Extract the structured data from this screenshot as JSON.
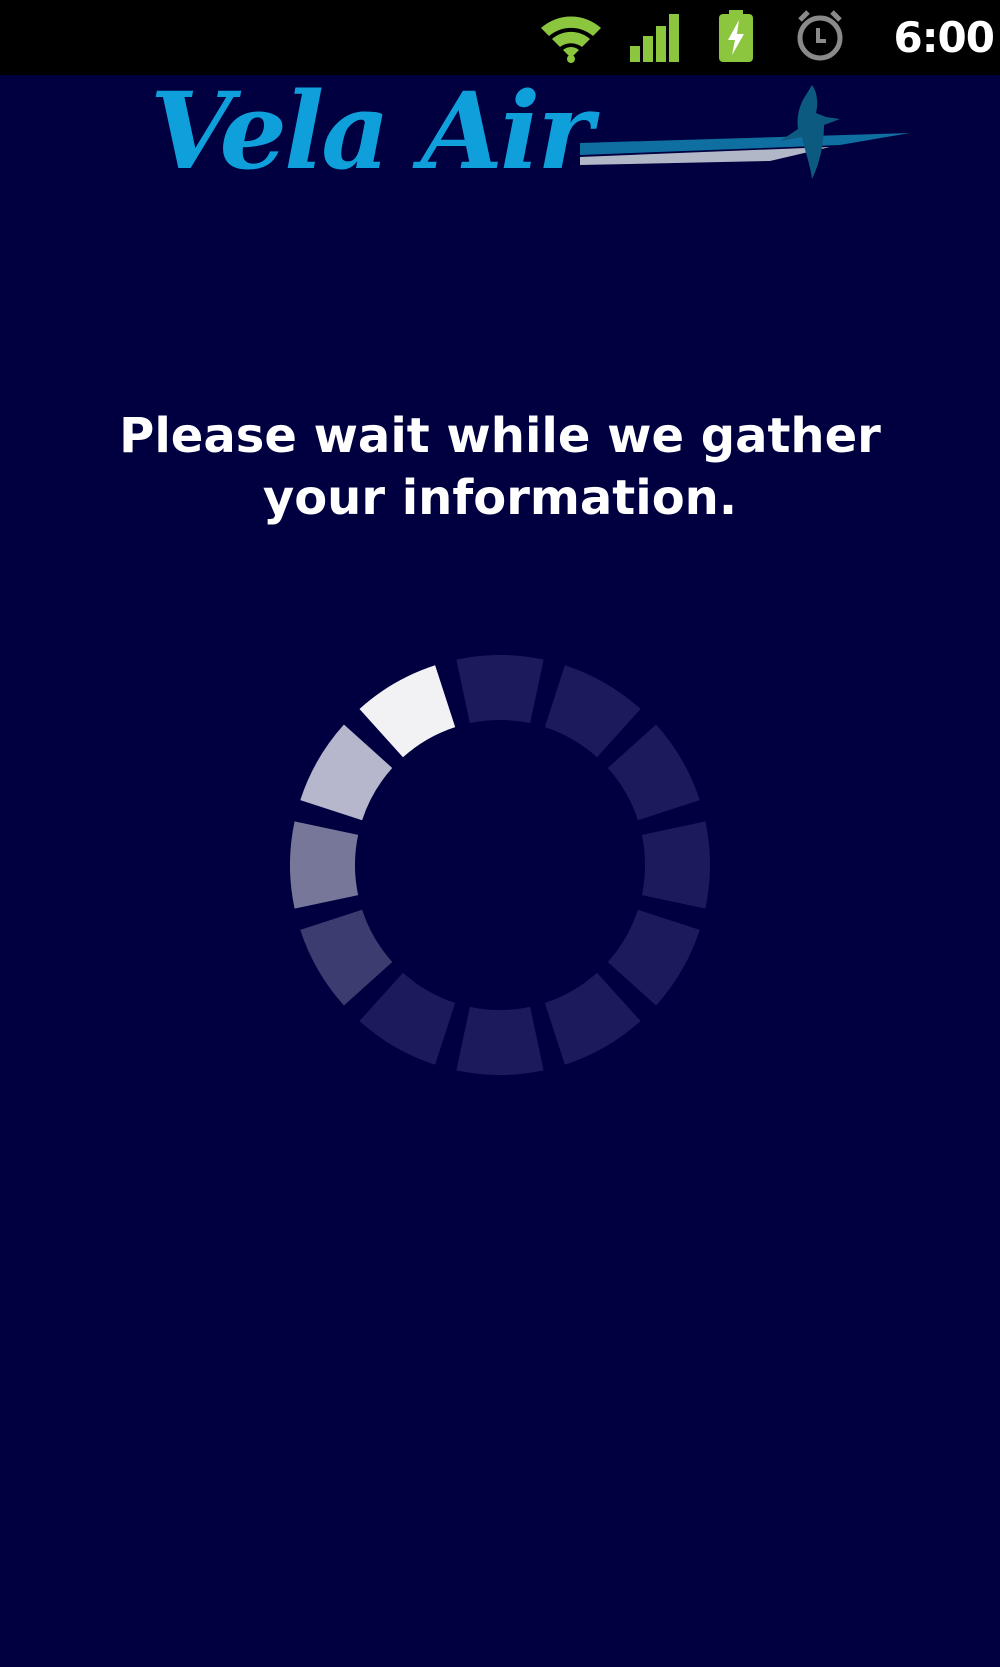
{
  "status_bar": {
    "time": "6:00",
    "icons": [
      "wifi-icon",
      "signal-icon",
      "battery-charging-icon",
      "alarm-icon"
    ],
    "icon_color": "#8cc63f"
  },
  "header": {
    "brand": "Vela Air",
    "brand_color": "#0fa0dc",
    "bird_color": "#0d5a80"
  },
  "loading": {
    "message": "Please wait while we gather your information.",
    "spinner_segments": 12,
    "spinner_active_color": "#f2f2f5",
    "spinner_inactive_color": "#1a1a5c"
  },
  "colors": {
    "background": "#000040",
    "status_bar": "#000000",
    "text": "#ffffff"
  }
}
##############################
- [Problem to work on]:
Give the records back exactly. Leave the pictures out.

- [Written response]:
Extract the structured data from this screenshot as JSON.
{
  "status_bar": {
    "time": "6:00",
    "icons": [
      "wifi-icon",
      "signal-icon",
      "battery-charging-icon",
      "alarm-icon"
    ],
    "icon_color": "#8cc63f"
  },
  "header": {
    "brand": "Vela Air",
    "brand_color": "#0fa0dc",
    "bird_color": "#0d5a80"
  },
  "loading": {
    "message": "Please wait while we gather your information.",
    "spinner_segments": 12,
    "spinner_active_color": "#f2f2f5",
    "spinner_inactive_color": "#1a1a5c"
  },
  "colors": {
    "background": "#000040",
    "status_bar": "#000000",
    "text": "#ffffff"
  }
}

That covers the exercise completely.